Kenya, SA hotspots in luxury hotels investment

Park Inn, in Westlands, is owned by AMS Hotels Ltd and managed by the Carlson Rezidor Group. PHOTO | SALATON NJAU | NMG
Park Inn, in Westlands, is owned by AMS Hotels Ltd and managed by the Carlson Rezidor Group. PHOTO | SALATON NJAU | NMG 

Kenya and South Africa have been tipped as the next continental hotspots in luxury hotel investment.

A new report released at the World Travel Market 2017 conference held in London between November 6 and 8 says the investment would be underwritten by continued flow of top-dollar clients to the region.

“South Africa and Kenya are expected to register strong growth in luxury hotels as Sub-Saharan Africa continues to be popular with luxury travellers,” says Euromonitor International’s Top 100 Cities Destination Ranking 2017 report.

It comes against the backdrop of a string of heavy investments by leading luxury hotels in Kenya last year. The list includes Accor Hotels, Hilton, Carlson Rezidor, and Acacia Premier.
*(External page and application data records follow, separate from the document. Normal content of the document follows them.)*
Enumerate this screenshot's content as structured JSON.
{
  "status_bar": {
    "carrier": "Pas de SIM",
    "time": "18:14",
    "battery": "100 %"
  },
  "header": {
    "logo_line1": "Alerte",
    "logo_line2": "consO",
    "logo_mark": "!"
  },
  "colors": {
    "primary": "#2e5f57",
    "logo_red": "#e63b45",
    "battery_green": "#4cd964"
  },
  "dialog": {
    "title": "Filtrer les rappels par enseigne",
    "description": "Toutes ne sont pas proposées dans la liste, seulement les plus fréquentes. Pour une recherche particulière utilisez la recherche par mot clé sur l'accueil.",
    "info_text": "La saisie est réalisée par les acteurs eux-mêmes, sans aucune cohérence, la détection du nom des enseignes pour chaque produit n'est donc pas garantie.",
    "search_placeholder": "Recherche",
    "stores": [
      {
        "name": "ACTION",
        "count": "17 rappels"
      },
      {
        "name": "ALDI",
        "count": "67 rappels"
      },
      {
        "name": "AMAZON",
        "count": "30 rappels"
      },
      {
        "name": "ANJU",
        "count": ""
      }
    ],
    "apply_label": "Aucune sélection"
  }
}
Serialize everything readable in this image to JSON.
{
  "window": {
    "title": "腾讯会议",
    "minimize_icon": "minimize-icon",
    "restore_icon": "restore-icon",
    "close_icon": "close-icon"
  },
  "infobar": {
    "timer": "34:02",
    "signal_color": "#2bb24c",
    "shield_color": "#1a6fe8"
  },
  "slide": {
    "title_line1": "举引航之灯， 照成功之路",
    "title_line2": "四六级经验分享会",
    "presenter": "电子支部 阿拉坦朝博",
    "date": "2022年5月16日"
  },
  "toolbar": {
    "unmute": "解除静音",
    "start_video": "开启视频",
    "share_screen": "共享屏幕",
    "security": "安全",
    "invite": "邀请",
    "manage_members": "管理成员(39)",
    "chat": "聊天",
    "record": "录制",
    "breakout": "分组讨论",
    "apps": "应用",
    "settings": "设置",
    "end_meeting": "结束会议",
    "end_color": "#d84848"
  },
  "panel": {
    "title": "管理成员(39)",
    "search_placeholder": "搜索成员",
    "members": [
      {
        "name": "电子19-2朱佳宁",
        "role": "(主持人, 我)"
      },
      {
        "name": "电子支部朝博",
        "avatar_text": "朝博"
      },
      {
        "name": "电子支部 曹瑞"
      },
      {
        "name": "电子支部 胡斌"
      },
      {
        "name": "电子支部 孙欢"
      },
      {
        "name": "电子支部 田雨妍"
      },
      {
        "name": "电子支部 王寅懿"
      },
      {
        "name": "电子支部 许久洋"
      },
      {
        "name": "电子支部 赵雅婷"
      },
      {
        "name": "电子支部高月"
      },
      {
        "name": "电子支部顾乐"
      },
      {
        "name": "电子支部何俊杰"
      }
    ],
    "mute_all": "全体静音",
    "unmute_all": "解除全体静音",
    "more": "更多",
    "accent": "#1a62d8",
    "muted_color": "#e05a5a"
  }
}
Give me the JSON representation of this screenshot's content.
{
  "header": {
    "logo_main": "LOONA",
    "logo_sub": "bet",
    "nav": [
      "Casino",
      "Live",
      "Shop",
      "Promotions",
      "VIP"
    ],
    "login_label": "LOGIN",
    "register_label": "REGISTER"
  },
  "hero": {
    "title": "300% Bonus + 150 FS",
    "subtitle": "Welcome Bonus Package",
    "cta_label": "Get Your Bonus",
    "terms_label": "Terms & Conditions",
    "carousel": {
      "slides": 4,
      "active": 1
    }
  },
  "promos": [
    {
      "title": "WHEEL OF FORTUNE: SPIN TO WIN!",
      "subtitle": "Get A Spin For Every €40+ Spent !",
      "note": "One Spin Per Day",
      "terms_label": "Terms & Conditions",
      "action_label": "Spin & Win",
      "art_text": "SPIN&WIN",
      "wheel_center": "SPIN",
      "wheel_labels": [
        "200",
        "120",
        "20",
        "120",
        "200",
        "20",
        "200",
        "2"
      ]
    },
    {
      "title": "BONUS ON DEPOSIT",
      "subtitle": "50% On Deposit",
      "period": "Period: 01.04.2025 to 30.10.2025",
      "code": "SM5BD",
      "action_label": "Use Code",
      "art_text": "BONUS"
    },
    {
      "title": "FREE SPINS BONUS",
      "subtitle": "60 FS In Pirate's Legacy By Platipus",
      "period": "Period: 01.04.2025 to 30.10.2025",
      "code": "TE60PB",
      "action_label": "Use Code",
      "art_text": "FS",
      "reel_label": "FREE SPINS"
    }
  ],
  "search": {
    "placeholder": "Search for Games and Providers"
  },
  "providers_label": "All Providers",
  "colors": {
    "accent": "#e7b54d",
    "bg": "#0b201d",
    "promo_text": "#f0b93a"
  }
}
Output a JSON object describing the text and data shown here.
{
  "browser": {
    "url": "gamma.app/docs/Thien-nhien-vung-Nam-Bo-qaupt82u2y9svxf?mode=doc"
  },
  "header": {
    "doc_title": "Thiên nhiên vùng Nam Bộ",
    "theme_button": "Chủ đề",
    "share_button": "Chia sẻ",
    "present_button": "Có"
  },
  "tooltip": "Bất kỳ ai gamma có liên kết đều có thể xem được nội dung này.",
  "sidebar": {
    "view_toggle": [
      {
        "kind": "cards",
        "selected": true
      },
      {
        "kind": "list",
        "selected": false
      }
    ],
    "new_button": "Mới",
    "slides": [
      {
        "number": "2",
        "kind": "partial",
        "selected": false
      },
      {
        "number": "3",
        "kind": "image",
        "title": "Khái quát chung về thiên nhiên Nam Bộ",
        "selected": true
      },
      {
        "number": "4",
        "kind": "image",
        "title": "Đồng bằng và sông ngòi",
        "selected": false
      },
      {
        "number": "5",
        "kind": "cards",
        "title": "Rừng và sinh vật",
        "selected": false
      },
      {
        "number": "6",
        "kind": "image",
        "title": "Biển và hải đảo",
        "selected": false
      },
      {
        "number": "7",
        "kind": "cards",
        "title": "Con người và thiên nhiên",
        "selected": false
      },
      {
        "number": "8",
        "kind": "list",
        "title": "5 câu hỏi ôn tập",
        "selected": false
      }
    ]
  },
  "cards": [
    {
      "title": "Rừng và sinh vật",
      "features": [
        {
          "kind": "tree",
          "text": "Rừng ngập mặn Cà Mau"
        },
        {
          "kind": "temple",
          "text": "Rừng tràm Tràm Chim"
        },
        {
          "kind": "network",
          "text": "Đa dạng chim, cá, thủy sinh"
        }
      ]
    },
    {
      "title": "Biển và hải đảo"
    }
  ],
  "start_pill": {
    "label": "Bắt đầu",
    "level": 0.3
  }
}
Nineteen hotels are expected to come to Kenya shortly, with a total of 3,453 new rooms in the pipeline, according to a report by Lagos-based consultancy W-Hospitality Group.

Strict classification

A hotel must meet stringent criteria to be classified as luxury.

It must offer luxurious accommodation and public areas including a spacious reception hall, 24-hour reception and room service. The cleanliness, maintenance, hospitality and delivery of services must adhere to high standards.

Five-star hotels must have a restaurant with a high quality menu and at least one permanent luxury suite comprising three separate rooms — a bedroom, lounge and bathroom.

Hotel chains in Kenya are increasingly facing pressure from ultra-affluent clients who demand special service.

Super rich

Knight Frank’s 2017 wealth report released in March shows that Nairobi’s population of the super-rich grew at the fastest rate in 2016, beating Uganda, Tanzania and Rwanda.

The report, which notes that hard economic times which prevailed in the year did not slow down wealth accumulation, shows Kenya created 900 dollar millionaires in 2016.

This raised the number of the super rich to 9,400, representing an eight per cent growth from 2015 total of 8,500.

The new group of super-rich Kenyans includes 30 individuals whose assets are valued at more than $10 million each, 10 ultra-high-net-worth individuals with more than $30 million each, and two millionaires with more than $100 million each.

Hospitality industry though has slowed down lately.

Those assets worth more than $1 million excluding primary home.